Traumatic pathologies in the postcranium of an adult Allosaurus specimen from the Morrison Formation of the Howe Quarry, Wyoming, U.S.A.

Citation:
Evers, S., Foth C., Rauhut O., Pabst B., & Mateus O. (2013).  Traumatic pathologies in the postcranium of an adult Allosaurus specimen from the Morrison Formation of the Howe Quarry, Wyoming, U.S.A. . Journal of Vertebrate Paleontology, Program and Abstracts, 2013. 124.

Adult large-bodied theropods are often found with numerous pathologies. A large, almost complete, adult Allosaurus specimen (Sauriermuseum Aathal [SMA] 0005) from the Howe Quarry, Morrison Formation (Late Kimmeridgian–Early Tithonian), Wyoming, shows a number of pathologies. Pathologic bones include the left scapula, several left dorsal ribs, the right ischium, and a left pedal phalanx.
A complete, transverse fracture occurs in the proximal part of the left scapula. The distal fragment is displaced and distorted in relation to the proximal fragment. The fracture does not show a callus structure as expected for a healed injury, but some secondary osseous connection to the distal fragment is apparent at the rupture point of the proximal fragment, resulting in a weak attachment.
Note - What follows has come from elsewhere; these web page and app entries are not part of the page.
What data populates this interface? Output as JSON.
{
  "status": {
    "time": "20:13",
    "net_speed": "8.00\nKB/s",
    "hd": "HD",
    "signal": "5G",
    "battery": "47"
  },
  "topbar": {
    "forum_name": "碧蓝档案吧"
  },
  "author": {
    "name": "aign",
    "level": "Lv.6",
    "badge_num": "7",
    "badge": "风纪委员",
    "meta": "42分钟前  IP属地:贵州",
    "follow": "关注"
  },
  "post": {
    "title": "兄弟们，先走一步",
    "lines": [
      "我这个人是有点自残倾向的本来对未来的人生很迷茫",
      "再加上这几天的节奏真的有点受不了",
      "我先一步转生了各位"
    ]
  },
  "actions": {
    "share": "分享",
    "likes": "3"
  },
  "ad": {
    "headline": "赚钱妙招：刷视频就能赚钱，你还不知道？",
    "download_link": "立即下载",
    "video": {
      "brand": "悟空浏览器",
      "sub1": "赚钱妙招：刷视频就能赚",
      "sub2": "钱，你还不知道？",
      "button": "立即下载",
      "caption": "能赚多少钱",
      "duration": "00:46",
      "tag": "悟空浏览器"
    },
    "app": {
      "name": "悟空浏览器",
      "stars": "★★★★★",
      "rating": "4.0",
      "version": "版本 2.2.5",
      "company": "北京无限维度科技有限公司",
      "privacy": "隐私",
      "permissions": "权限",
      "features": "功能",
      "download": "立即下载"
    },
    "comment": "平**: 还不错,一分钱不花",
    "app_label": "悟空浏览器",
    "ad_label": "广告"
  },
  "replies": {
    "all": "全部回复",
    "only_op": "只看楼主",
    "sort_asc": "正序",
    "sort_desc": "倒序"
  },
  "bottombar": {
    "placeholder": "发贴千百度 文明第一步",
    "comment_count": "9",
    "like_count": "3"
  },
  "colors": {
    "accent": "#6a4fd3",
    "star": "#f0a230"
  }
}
This is consistent with the formation of a pseudoarthrosis, which occurs as a delayed healing response in fractures that lack adequate stabilizing and are subject to frequent movement.
The distal part of the left scapula is fractured incompletely and transversely. The bone around the fracture is slightly thickened and roughened. The fracture is at approximately the same level as a series of transversely fractured left dorsal ribs. The presence of calli around the rib fractures and the alignment of the scapula and rib pathologies suggest that all may have been caused by a single traumatic event. 
The right ischium suffered a complete, oblique fracture. Rough bone tissue covers the fracture on one side completely, while the other shows no sign of reactive growth.
A pedal phalanx has a hyperostosis at the dorsal and lateral sides of its proximal end, forming an ovoid callus, unlike the large irregular exostoses in phalanges of other Allosaurus specimens, including Museum of the Rockies specimen MOR 693 from the same quarry. The bone surface is roughened, but not rugose, and lacks lesions indicative for infections. This indicates bone resorption in an advanced healing stage of  the injury.
All the pathologies show signs of healing, suggesting that none of them directly caused the death of the individual. This again underlines that large-bodied theropods experienced frequent traumatic injuries during life, an indication of an active lifestyle as a predator.